__EXERCISE__. What is needed here is every line of the records that includes "ParentWeb".

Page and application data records
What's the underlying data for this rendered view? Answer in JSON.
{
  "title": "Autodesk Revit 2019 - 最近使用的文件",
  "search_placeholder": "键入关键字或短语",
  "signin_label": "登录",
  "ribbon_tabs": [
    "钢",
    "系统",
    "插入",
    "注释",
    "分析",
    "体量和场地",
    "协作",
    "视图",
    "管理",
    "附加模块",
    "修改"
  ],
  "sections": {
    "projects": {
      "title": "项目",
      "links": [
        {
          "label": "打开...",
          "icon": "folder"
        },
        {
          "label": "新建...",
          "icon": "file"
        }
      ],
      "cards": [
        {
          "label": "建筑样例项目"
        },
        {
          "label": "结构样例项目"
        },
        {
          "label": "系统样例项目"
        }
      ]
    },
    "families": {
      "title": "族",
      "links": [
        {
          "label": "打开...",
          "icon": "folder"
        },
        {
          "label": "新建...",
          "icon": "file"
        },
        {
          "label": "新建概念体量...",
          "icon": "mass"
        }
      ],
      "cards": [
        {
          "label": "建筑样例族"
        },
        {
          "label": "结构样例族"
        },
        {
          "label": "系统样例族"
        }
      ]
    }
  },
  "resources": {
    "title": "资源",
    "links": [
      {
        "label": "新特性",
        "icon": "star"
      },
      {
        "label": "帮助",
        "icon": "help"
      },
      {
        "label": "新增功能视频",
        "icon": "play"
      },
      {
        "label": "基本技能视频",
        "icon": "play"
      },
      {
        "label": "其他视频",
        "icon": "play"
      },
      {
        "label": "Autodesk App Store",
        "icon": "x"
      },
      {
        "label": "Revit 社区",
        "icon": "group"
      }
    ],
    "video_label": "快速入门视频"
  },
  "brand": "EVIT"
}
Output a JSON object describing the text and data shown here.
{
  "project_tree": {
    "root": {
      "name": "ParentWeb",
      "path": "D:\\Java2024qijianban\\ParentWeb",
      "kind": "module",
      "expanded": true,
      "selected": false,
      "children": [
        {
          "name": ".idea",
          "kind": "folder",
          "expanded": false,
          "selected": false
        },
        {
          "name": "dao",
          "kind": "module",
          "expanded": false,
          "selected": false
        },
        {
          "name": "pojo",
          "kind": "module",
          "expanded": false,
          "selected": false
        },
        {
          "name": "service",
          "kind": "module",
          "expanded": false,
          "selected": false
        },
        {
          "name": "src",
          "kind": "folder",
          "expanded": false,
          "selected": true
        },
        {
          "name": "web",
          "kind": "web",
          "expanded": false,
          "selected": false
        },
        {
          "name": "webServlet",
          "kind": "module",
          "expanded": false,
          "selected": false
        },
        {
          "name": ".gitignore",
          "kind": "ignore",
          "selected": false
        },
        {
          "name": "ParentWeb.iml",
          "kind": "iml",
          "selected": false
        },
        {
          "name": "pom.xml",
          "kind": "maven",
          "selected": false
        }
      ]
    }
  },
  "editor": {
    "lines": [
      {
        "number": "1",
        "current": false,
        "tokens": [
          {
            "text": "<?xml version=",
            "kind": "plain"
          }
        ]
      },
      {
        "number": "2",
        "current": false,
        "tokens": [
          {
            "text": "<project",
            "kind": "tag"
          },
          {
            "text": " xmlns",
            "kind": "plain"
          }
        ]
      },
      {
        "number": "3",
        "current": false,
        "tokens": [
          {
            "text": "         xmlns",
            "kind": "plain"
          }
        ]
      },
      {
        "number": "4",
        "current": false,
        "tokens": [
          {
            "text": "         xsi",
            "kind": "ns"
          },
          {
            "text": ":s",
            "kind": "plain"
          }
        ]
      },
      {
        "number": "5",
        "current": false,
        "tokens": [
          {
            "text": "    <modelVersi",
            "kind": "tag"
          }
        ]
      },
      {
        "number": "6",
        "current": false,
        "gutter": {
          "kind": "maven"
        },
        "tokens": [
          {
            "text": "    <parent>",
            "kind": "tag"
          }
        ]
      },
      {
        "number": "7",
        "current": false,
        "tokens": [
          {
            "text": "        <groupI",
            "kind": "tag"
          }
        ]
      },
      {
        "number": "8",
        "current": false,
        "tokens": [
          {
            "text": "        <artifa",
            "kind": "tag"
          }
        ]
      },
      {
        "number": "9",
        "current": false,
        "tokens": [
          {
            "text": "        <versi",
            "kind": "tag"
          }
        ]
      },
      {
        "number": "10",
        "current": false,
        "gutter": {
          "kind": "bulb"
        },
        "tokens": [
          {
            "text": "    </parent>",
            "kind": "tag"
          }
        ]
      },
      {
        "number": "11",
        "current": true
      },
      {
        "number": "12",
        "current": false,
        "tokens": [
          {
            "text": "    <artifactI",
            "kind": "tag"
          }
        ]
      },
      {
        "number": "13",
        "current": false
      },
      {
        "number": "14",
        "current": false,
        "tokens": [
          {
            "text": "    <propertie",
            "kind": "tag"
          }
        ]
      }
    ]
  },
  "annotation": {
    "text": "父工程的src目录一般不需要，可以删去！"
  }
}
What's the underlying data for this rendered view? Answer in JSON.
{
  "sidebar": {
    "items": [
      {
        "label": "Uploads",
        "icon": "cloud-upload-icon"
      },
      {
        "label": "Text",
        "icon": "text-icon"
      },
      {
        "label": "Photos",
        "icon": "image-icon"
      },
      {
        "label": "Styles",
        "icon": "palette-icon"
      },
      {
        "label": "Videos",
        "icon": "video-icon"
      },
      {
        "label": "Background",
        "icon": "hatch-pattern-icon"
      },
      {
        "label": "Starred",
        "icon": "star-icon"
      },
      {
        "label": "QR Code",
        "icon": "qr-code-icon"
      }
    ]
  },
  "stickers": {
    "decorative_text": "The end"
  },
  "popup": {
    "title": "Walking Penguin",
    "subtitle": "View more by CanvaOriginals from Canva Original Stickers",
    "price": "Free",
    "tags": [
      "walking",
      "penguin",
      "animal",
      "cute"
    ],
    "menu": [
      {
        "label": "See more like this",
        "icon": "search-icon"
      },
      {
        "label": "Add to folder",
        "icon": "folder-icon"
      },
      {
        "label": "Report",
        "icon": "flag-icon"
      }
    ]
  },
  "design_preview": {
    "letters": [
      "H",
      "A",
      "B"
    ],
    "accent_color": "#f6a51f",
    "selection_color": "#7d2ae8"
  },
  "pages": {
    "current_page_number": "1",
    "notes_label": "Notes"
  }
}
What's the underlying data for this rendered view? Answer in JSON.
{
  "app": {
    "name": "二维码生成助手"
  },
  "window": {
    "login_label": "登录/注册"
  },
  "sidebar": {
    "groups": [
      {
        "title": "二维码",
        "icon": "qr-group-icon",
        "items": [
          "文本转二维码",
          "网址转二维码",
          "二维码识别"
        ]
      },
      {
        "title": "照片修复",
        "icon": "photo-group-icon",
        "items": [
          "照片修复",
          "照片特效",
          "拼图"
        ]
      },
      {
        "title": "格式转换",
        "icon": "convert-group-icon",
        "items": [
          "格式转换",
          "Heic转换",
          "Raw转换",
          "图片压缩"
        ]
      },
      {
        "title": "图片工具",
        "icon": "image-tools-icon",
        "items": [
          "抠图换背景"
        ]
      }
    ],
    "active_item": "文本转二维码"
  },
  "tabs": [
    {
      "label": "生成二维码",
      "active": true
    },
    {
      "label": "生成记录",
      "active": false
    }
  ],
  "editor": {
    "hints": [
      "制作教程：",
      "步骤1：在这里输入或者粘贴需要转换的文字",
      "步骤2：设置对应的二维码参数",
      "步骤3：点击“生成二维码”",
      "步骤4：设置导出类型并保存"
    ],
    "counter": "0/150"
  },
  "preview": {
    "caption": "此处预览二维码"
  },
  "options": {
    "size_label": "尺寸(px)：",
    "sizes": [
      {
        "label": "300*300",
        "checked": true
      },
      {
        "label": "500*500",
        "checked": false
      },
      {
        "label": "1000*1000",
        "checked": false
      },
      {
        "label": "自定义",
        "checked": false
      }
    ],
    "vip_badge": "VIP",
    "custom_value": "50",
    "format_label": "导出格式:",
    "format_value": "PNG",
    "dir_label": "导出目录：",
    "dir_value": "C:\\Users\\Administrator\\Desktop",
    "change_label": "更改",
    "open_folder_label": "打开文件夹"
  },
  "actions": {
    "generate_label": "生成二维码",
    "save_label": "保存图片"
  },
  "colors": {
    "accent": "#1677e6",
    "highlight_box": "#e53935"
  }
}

__RESULT OF THE TASK__.
      "name": "ParentWeb",
      "path": "D:\\Java2024qijianban\\ParentWeb",
          "name": "ParentWeb.iml",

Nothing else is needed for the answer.